• _TASK DESCRIPTION_:
Each entry needs to be reproduced verbatim.

■ ■ ■

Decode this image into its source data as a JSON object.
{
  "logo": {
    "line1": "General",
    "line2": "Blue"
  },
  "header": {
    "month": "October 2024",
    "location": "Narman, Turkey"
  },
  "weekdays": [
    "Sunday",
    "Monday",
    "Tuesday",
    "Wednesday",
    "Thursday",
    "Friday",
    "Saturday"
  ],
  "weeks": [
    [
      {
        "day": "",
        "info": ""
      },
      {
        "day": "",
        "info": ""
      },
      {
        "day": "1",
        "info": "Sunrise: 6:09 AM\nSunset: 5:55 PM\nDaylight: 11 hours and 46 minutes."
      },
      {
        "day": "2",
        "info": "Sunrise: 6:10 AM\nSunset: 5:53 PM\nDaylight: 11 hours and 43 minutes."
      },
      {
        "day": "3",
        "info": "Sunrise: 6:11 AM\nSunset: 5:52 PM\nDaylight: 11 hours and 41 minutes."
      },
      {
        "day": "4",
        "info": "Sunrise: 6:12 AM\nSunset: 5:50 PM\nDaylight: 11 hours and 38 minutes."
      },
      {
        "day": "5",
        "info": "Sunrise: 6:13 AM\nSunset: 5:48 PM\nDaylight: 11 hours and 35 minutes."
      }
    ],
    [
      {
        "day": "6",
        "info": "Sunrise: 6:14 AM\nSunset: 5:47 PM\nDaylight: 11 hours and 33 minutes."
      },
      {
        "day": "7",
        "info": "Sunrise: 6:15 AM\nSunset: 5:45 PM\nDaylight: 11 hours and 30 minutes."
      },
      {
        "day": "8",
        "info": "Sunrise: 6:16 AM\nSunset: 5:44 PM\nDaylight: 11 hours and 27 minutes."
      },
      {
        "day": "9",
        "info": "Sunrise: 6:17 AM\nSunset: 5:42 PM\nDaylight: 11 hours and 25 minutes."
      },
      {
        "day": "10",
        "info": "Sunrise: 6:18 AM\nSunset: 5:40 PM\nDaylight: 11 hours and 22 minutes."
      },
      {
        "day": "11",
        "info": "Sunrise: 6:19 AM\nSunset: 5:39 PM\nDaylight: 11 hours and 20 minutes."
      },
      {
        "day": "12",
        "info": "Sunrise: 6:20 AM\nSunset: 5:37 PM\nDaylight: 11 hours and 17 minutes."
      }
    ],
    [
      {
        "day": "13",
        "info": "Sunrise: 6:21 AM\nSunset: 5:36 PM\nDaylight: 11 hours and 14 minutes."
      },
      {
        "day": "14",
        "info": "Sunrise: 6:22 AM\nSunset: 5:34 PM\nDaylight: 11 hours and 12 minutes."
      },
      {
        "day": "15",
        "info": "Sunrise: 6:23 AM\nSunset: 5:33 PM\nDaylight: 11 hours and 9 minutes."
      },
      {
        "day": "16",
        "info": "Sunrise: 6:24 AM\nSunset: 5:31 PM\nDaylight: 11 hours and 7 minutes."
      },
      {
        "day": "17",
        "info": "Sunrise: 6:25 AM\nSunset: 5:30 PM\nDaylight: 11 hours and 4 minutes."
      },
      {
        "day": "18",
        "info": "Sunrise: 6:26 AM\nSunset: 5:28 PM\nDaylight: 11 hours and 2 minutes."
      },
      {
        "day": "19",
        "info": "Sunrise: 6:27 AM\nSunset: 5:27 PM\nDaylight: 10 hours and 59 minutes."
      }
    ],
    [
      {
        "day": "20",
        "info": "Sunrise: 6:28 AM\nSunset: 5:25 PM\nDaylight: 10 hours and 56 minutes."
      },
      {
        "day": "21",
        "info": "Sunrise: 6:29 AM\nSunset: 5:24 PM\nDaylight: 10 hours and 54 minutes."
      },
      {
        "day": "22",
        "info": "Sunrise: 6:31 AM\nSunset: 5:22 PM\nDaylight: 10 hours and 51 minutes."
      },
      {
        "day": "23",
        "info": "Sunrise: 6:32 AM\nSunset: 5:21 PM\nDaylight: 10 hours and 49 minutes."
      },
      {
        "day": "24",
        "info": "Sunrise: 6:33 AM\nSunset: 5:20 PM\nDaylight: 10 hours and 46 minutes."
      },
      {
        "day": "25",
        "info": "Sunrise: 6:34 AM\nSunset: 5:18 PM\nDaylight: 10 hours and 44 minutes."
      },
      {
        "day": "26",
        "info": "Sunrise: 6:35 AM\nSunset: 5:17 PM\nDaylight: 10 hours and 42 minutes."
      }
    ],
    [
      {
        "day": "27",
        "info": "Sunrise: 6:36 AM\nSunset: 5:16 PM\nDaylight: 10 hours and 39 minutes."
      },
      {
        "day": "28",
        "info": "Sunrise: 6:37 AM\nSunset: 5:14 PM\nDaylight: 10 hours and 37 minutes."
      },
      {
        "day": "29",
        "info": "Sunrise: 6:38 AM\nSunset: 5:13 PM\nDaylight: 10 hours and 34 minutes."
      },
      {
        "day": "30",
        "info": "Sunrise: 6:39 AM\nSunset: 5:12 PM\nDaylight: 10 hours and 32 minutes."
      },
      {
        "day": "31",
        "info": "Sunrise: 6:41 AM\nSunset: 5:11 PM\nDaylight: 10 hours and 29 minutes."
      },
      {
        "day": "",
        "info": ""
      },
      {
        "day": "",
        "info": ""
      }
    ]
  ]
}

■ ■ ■

• _SOLVED PROBLEM_:
Decode this image into its source data as a JSON object.
{
  "logo": {
    "line1": "General",
    "line2": "Blue"
  },
  "header": {
    "month": "October 2024",
    "location": "Narman, Turkey"
  },
  "weekdays": [
    "Sunday",
    "Monday",
    "Tuesday",
    "Wednesday",
    "Thursday",
    "Friday",
    "Saturday"
  ],
  "weeks": [
    [
      {
        "day": "",
        "info": ""
      },
      {
        "day": "",
        "info": ""
      },
      {
        "day": "1",
        "info": "Sunrise: 6:09 AM\nSunset: 5:55 PM\nDaylight: 11 hours and 46 minutes."
      },
      {
        "day": "2",
        "info": "Sunrise: 6:10 AM\nSunset: 5:53 PM\nDaylight: 11 hours and 43 minutes."
      },
      {
        "day": "3",
        "info": "Sunrise: 6:11 AM\nSunset: 5:52 PM\nDaylight: 11 hours and 41 minutes."
      },
      {
        "day": "4",
        "info": "Sunrise: 6:12 AM\nSunset: 5:50 PM\nDaylight: 11 hours and 38 minutes."
      },
      {
        "day": "5",
        "info": "Sunrise: 6:13 AM\nSunset: 5:48 PM\nDaylight: 11 hours and 35 minutes."
      }
    ],
    [
      {
        "day": "6",
        "info": "Sunrise: 6:14 AM\nSunset: 5:47 PM\nDaylight: 11 hours and 33 minutes."
      },
      {
        "day": "7",
        "info": "Sunrise: 6:15 AM\nSunset: 5:45 PM\nDaylight: 11 hours and 30 minutes."
      },
      {
        "day": "8",
        "info": "Sunrise: 6:16 AM\nSunset: 5:44 PM\nDaylight: 11 hours and 27 minutes."
      },
      {
        "day": "9",
        "info": "Sunrise: 6:17 AM\nSunset: 5:42 PM\nDaylight: 11 hours and 25 minutes."
      },
      {
        "day": "10",
        "info": "Sunrise: 6:18 AM\nSunset: 5:40 PM\nDaylight: 11 hours and 22 minutes."
      },
      {
        "day": "11",
        "info": "Sunrise: 6:19 AM\nSunset: 5:39 PM\nDaylight: 11 hours and 20 minutes."
      },
      {
        "day": "12",
        "info": "Sunrise: 6:20 AM\nSunset: 5:37 PM\nDaylight: 11 hours and 17 minutes."
      }
    ],
    [
      {
        "day": "13",
        "info": "Sunrise: 6:21 AM\nSunset: 5:36 PM\nDaylight: 11 hours and 14 minutes."
      },
      {
        "day": "14",
        "info": "Sunrise: 6:22 AM\nSunset: 5:34 PM\nDaylight: 11 hours and 12 minutes."
      },
      {
        "day": "15",
        "info": "Sunrise: 6:23 AM\nSunset: 5:33 PM\nDaylight: 11 hours and 9 minutes."
      },
      {
        "day": "16",
        "info": "Sunrise: 6:24 AM\nSunset: 5:31 PM\nDaylight: 11 hours and 7 minutes."
      },
      {
        "day": "17",
        "info": "Sunrise: 6:25 AM\nSunset: 5:30 PM\nDaylight: 11 hours and 4 minutes."
      },
      {
        "day": "18",
        "info": "Sunrise: 6:26 AM\nSunset: 5:28 PM\nDaylight: 11 hours and 2 minutes."
      },
      {
        "day": "19",
        "info": "Sunrise: 6:27 AM\nSunset: 5:27 PM\nDaylight: 10 hours and 59 minutes."
      }
    ],
    [
      {
        "day": "20",
        "info": "Sunrise: 6:28 AM\nSunset: 5:25 PM\nDaylight: 10 hours and 56 minutes."
      },
      {
        "day": "21",
        "info": "Sunrise: 6:29 AM\nSunset: 5:24 PM\nDaylight: 10 hours and 54 minutes."
      },
      {
        "day": "22",
        "info": "Sunrise: 6:31 AM\nSunset: 5:22 PM\nDaylight: 10 hours and 51 minutes."
      },
      {
        "day": "23",
        "info": "Sunrise: 6:32 AM\nSunset: 5:21 PM\nDaylight: 10 hours and 49 minutes."
      },
      {
        "day": "24",
        "info": "Sunrise: 6:33 AM\nSunset: 5:20 PM\nDaylight: 10 hours and 46 minutes."
      },
      {
        "day": "25",
        "info": "Sunrise: 6:34 AM\nSunset: 5:18 PM\nDaylight: 10 hours and 44 minutes."
      },
      {
        "day": "26",
        "info": "Sunrise: 6:35 AM\nSunset: 5:17 PM\nDaylight: 10 hours and 42 minutes."
      }
    ],
    [
      {
        "day": "27",
        "info": "Sunrise: 6:36 AM\nSunset: 5:16 PM\nDaylight: 10 hours and 39 minutes."
      },
      {
        "day": "28",
        "info": "Sunrise: 6:37 AM\nSunset: 5:14 PM\nDaylight: 10 hours and 37 minutes."
      },
      {
        "day": "29",
        "info": "Sunrise: 6:38 AM\nSunset: 5:13 PM\nDaylight: 10 hours and 34 minutes."
      },
      {
        "day": "30",
        "info": "Sunrise: 6:39 AM\nSunset: 5:12 PM\nDaylight: 10 hours and 32 minutes."
      },
      {
        "day": "31",
        "info": "Sunrise: 6:41 AM\nSunset: 5:11 PM\nDaylight: 10 hours and 29 minutes."
      },
      {
        "day": "",
        "info": ""
      },
      {
        "day": "",
        "info": ""
      }
    ]
  ]
}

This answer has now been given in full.